Computing A-Factors: From (1) the estimated forgetting index, (2) length of the interval and (3) the OF matrix, we can easily compute the most accurate value of A-Factor. Note that A-Factor serves as an index to the OF matrix, while the estimated forgetting index allows one to find the column of the OF matrix for which the optimum interval corresponds with the actually used interval corrected for the deviation of the estimated forgetting index from the requested forgetting index. At each repetition, a weighted average is taken of the old A-Factor and the new estimated value of the A-Factor. The newly obtained A-Factor is used in indexing the OF matrix when computing the new optimum inter-repetition interval To sum it up. Repetitions result in computing a set of parameters characterizing the memory of the student: RF matrix, G-AF graph, and FI-G graph. They are also used to compute A-Factors of individual items that characterize the difficulty of the learned material. The RF matrix is smoothed up to produce the OF matrix, which in turn is used in computing the optimum inter-repetition interval for items of different difficulty (A-Factor) and different number of repetitions (or memory lapses in the case of the first repetition). Initially, all student’s memory parameters are taken as for a less-than-average student (less-than average yields faster convergence than average or more-than-average), while all A-Factors are assumed to be equal (unknown).

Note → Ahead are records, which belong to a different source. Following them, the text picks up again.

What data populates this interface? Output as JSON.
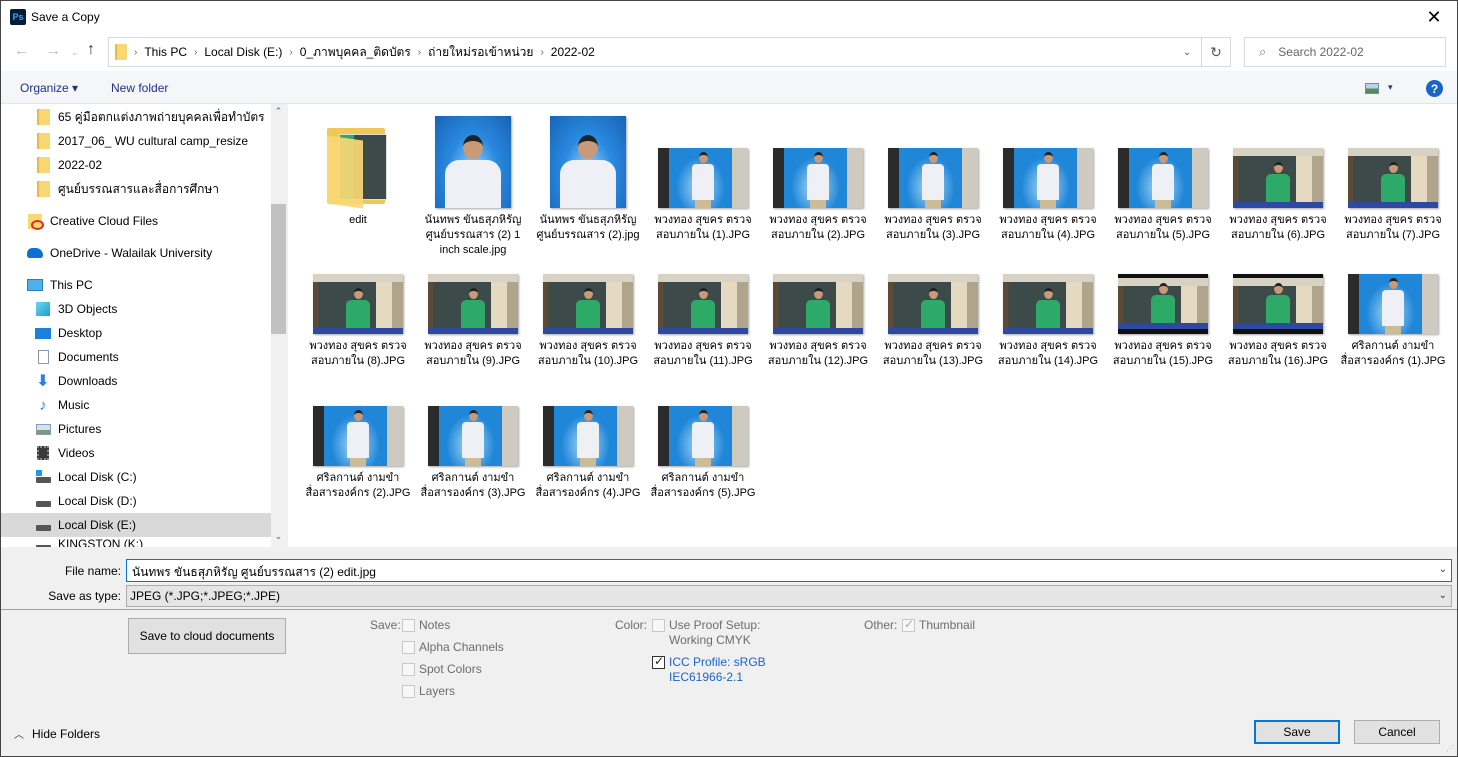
{
  "window": {
    "title": "Save a Copy",
    "app_icon": "Ps",
    "close_glyph": "✕"
  },
  "nav": {
    "back_glyph": "←",
    "forward_glyph": "→",
    "recent_glyph": "⌄",
    "up_glyph": "↑",
    "breadcrumbs": [
      "This PC",
      "Local Disk (E:)",
      "0_ภาพบุคคล_ติดบัตร",
      "ถ่ายใหม่รอเข้าหน่วย",
      "2022-02"
    ],
    "separator": "›",
    "dropdown_glyph": "⌄",
    "refresh_glyph": "↻",
    "search_placeholder": "Search 2022-02",
    "search_glyph": "⌕"
  },
  "toolbar": {
    "organize": "Organize ▾",
    "new_folder": "New folder",
    "view_dropdown": "▾",
    "help": "?"
  },
  "sidebar": {
    "items": [
      {
        "label": "65 คู่มือตกแต่งภาพถ่ายบุคคลเพื่อทำบัตร",
        "icon": "folder"
      },
      {
        "label": "2017_06_ WU cultural camp_resize",
        "icon": "folder"
      },
      {
        "label": "2022-02",
        "icon": "folder"
      },
      {
        "label": "ศูนย์บรรณสารและสื่อการศึกษา",
        "icon": "folder"
      },
      {
        "label": "Creative Cloud Files",
        "icon": "creative-cloud"
      },
      {
        "label": "OneDrive - Walailak University",
        "icon": "onedrive"
      },
      {
        "label": "This PC",
        "icon": "pc"
      },
      {
        "label": "3D Objects",
        "icon": "3d-objects"
      },
      {
        "label": "Desktop",
        "icon": "desktop"
      },
      {
        "label": "Documents",
        "icon": "documents"
      },
      {
        "label": "Downloads",
        "icon": "downloads"
      },
      {
        "label": "Music",
        "icon": "music"
      },
      {
        "label": "Pictures",
        "icon": "pictures"
      },
      {
        "label": "Videos",
        "icon": "videos"
      },
      {
        "label": "Local Disk (C:)",
        "icon": "drive-c"
      },
      {
        "label": "Local Disk (D:)",
        "icon": "drive"
      },
      {
        "label": "Local Disk (E:)",
        "icon": "drive",
        "selected": true
      },
      {
        "label": "KINGSTON (K:)",
        "icon": "usb"
      }
    ],
    "scroll_up": "⌃",
    "scroll_down": "⌄"
  },
  "files": [
    {
      "name": "edit",
      "kind": "folder"
    },
    {
      "name": "นันทพร ขันธสุภหิรัญ ศูนย์บรรณสาร (2) 1 inch scale.jpg",
      "kind": "portrait"
    },
    {
      "name": "นันทพร ขันธสุภหิรัญ ศูนย์บรรณสาร (2).jpg",
      "kind": "portrait"
    },
    {
      "name": "พวงทอง สุขคร ตรวจสอบภายใน (1).JPG",
      "kind": "studio"
    },
    {
      "name": "พวงทอง สุขคร ตรวจสอบภายใน (2).JPG",
      "kind": "studio"
    },
    {
      "name": "พวงทอง สุขคร ตรวจสอบภายใน (3).JPG",
      "kind": "studio"
    },
    {
      "name": "พวงทอง สุขคร ตรวจสอบภายใน (4).JPG",
      "kind": "studio"
    },
    {
      "name": "พวงทอง สุขคร ตรวจสอบภายใน (5).JPG",
      "kind": "studio"
    },
    {
      "name": "พวงทอง สุขคร ตรวจสอบภายใน (6).JPG",
      "kind": "office"
    },
    {
      "name": "พวงทอง สุขคร ตรวจสอบภายใน (7).JPG",
      "kind": "office"
    },
    {
      "name": "พวงทอง สุขคร ตรวจสอบภายใน (8).JPG",
      "kind": "office"
    },
    {
      "name": "พวงทอง สุขคร ตรวจสอบภายใน (9).JPG",
      "kind": "office"
    },
    {
      "name": "พวงทอง สุขคร ตรวจสอบภายใน (10).JPG",
      "kind": "office"
    },
    {
      "name": "พวงทอง สุขคร ตรวจสอบภายใน (11).JPG",
      "kind": "office"
    },
    {
      "name": "พวงทอง สุขคร ตรวจสอบภายใน (12).JPG",
      "kind": "office"
    },
    {
      "name": "พวงทอง สุขคร ตรวจสอบภายใน (13).JPG",
      "kind": "office"
    },
    {
      "name": "พวงทอง สุขคร ตรวจสอบภายใน (14).JPG",
      "kind": "office"
    },
    {
      "name": "พวงทอง สุขคร ตรวจสอบภายใน (15).JPG",
      "kind": "office-dark"
    },
    {
      "name": "พวงทอง สุขคร ตรวจสอบภายใน (16).JPG",
      "kind": "office-dark"
    },
    {
      "name": "ศริลกานต์ งามขำ สื่อสารองค์กร (1).JPG",
      "kind": "studio"
    },
    {
      "name": "ศริลกานต์ งามขำ สื่อสารองค์กร (2).JPG",
      "kind": "studio"
    },
    {
      "name": "ศริลกานต์ งามขำ สื่อสารองค์กร (3).JPG",
      "kind": "studio"
    },
    {
      "name": "ศริลกานต์ งามขำ สื่อสารองค์กร (4).JPG",
      "kind": "studio"
    },
    {
      "name": "ศริลกานต์ งามขำ สื่อสารองค์กร (5).JPG",
      "kind": "studio"
    }
  ],
  "form": {
    "file_name_label": "File name:",
    "file_name_value": "นันทพร ขันธสุภหิรัญ ศูนย์บรรณสาร (2) edit.jpg",
    "save_type_label": "Save as type:",
    "save_type_value": "JPEG (*.JPG;*.JPEG;*.JPE)",
    "dropdown_glyph": "⌄"
  },
  "options": {
    "cloud_button": "Save to cloud documents",
    "save_label": "Save:",
    "save_options": [
      {
        "label": "Notes",
        "checked": false
      },
      {
        "label": "Alpha Channels",
        "checked": false
      },
      {
        "label": "Spot Colors",
        "checked": false
      },
      {
        "label": "Layers",
        "checked": false
      }
    ],
    "color_label": "Color:",
    "proof_setup_line1": "Use Proof Setup:",
    "proof_setup_line2": "Working CMYK",
    "proof_setup_checked": false,
    "icc_line1": "ICC Profile:  sRGB",
    "icc_line2": "IEC61966-2.1",
    "icc_checked": true,
    "other_label": "Other:",
    "thumbnail_label": "Thumbnail",
    "thumbnail_checked": true
  },
  "footer": {
    "hide_folders": "Hide Folders",
    "hide_chevron": "︿",
    "save": "Save",
    "cancel": "Cancel",
    "grip": "⋰"
  },
  "colors": {
    "accent": "#0078d7",
    "link": "#1a65c8",
    "selected_row": "#d9d9d9"
  }
}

Optimization solutions used in Algorithm SM-11 have been perfected over 17 years of using the SuperMemo method with computer-based algorithms (first implementation: December 1987). This makes sure that the convergence of the starting memory parameters with the actual parameters of the student proceeds in a very short time. In addition, Algorithm SM-11 includes mechanisms that make it insensitive to interference from the deviation from the optimum repetition timing (e.g. delayed or advanced repetitions). It can also accept uninitialized learning process imported from other applications (e.g. other SuperMemos). The introduction of A-Factors and the use of the G-AF graph greatly enhanced the speed of estimating item difficulty. The adopted solutions are the result of constant research into new algorithmic variants. The theoretical considerations, as well as the research into the employment of neural networks in repetition spacing indicates it is not likely neural networks could effectively compete with the presented algebraic solution (see FAQ below).

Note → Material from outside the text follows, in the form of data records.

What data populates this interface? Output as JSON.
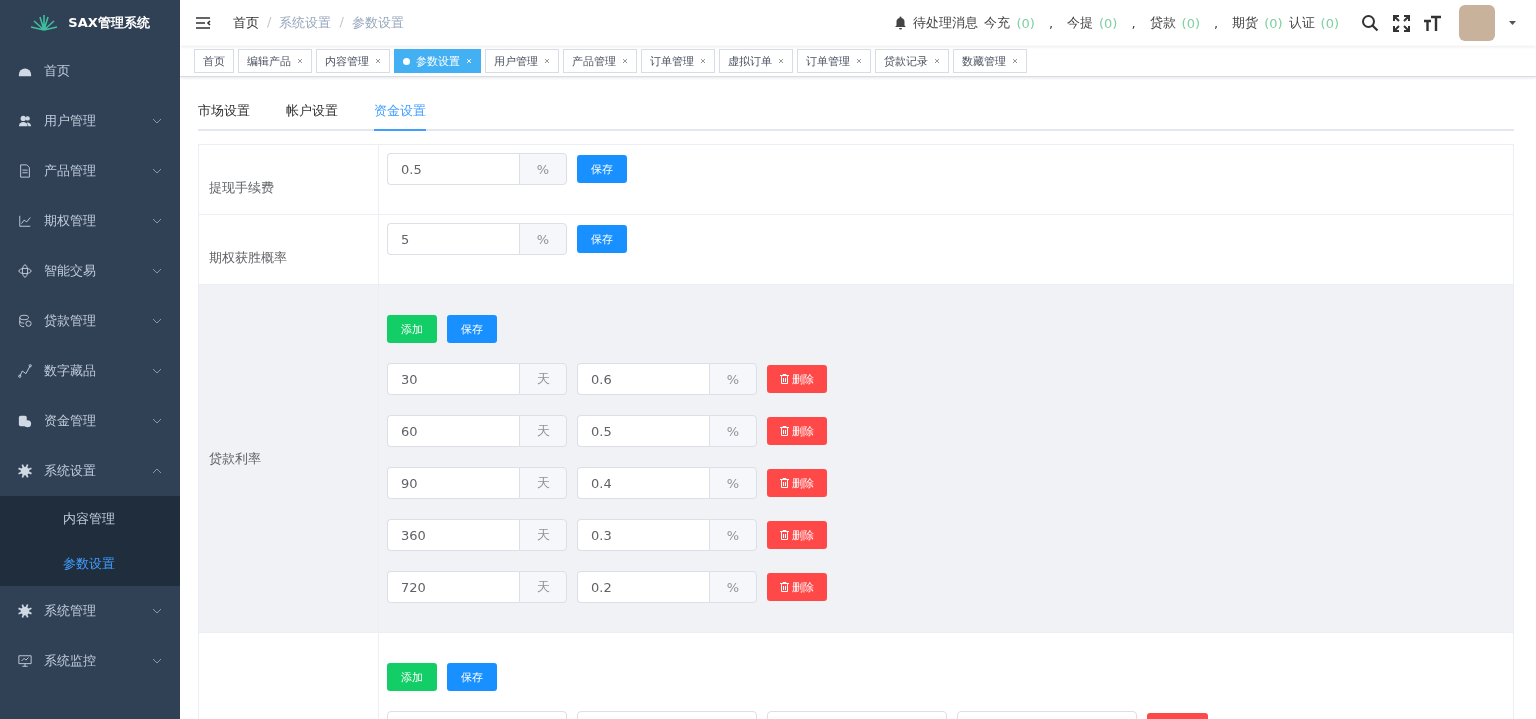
{
  "sidebar": {
    "logo": "SAX管理系统",
    "items": [
      {
        "label": "首页",
        "kind": "link"
      },
      {
        "label": "用户管理",
        "kind": "group",
        "expanded": false
      },
      {
        "label": "产品管理",
        "kind": "group",
        "expanded": false
      },
      {
        "label": "期权管理",
        "kind": "group",
        "expanded": false
      },
      {
        "label": "智能交易",
        "kind": "group",
        "expanded": false
      },
      {
        "label": "贷款管理",
        "kind": "group",
        "expanded": false
      },
      {
        "label": "数字藏品",
        "kind": "group",
        "expanded": false
      },
      {
        "label": "资金管理",
        "kind": "group",
        "expanded": false
      },
      {
        "label": "系统设置",
        "kind": "group",
        "expanded": true,
        "children": [
          {
            "label": "内容管理",
            "selected": false
          },
          {
            "label": "参数设置",
            "selected": true
          }
        ]
      },
      {
        "label": "系统管理",
        "kind": "group",
        "expanded": false
      },
      {
        "label": "系统监控",
        "kind": "group",
        "expanded": false
      }
    ]
  },
  "breadcrumb": [
    {
      "label": "首页"
    },
    {
      "separator": "/",
      "label": "系统设置"
    },
    {
      "separator": "/",
      "label": "参数设置"
    }
  ],
  "notices": {
    "title": "待处理消息",
    "items": [
      {
        "label": "今充",
        "count": "(0)",
        "separator": ","
      },
      {
        "label": "今提",
        "count": "(0)",
        "separator": ","
      },
      {
        "label": "贷款",
        "count": "(0)",
        "separator": ","
      },
      {
        "label": "期货",
        "count": "(0)"
      },
      {
        "label": "认证",
        "count": "(0)"
      }
    ]
  },
  "tags": [
    {
      "label": "首页",
      "closable": false,
      "selected": false
    },
    {
      "label": "编辑产品",
      "closable": true,
      "selected": false
    },
    {
      "label": "内容管理",
      "closable": true,
      "selected": false
    },
    {
      "label": "参数设置",
      "closable": true,
      "selected": true
    },
    {
      "label": "用户管理",
      "closable": true,
      "selected": false
    },
    {
      "label": "产品管理",
      "closable": true,
      "selected": false
    },
    {
      "label": "订单管理",
      "closable": true,
      "selected": false
    },
    {
      "label": "虚拟订单",
      "closable": true,
      "selected": false
    },
    {
      "label": "订单管理",
      "closable": true,
      "selected": false
    },
    {
      "label": "贷款记录",
      "closable": true,
      "selected": false
    },
    {
      "label": "数藏管理",
      "closable": true,
      "selected": false
    }
  ],
  "tabs": [
    {
      "label": "市场设置",
      "selected": false
    },
    {
      "label": "帐户设置",
      "selected": false
    },
    {
      "label": "资金设置",
      "selected": true
    }
  ],
  "sections": [
    {
      "kind": "single",
      "label": "提现手续费",
      "highlighted": false,
      "value": "0.5",
      "unit": "%",
      "save": "保存"
    },
    {
      "kind": "single",
      "label": "期权获胜概率",
      "highlighted": false,
      "value": "5",
      "unit": "%",
      "save": "保存"
    },
    {
      "kind": "tiers",
      "label": "贷款利率",
      "highlighted": true,
      "add": "添加",
      "save": "保存",
      "tiers": [
        {
          "days": "30",
          "day_unit": "天",
          "rate": "0.6",
          "rate_unit": "%",
          "delete": "删除"
        },
        {
          "days": "60",
          "day_unit": "天",
          "rate": "0.5",
          "rate_unit": "%",
          "delete": "删除"
        },
        {
          "days": "90",
          "day_unit": "天",
          "rate": "0.4",
          "rate_unit": "%",
          "delete": "删除"
        },
        {
          "days": "360",
          "day_unit": "天",
          "rate": "0.3",
          "rate_unit": "%",
          "delete": "删除"
        },
        {
          "days": "720",
          "day_unit": "天",
          "rate": "0.2",
          "rate_unit": "%",
          "delete": "删除"
        }
      ]
    },
    {
      "kind": "partial",
      "highlighted": false,
      "add": "添加",
      "save": "保存",
      "fields": [
        {
          "kind": "input"
        },
        {
          "kind": "input"
        },
        {
          "kind": "input"
        },
        {
          "kind": "input"
        },
        {
          "kind": "button"
        }
      ]
    }
  ]
}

Algorithm SM-11 is constantly being perfected in successive releases of SuperMemo, esp. to account for newly collected repetition data, convergence data, input parameters, instabilities, etc.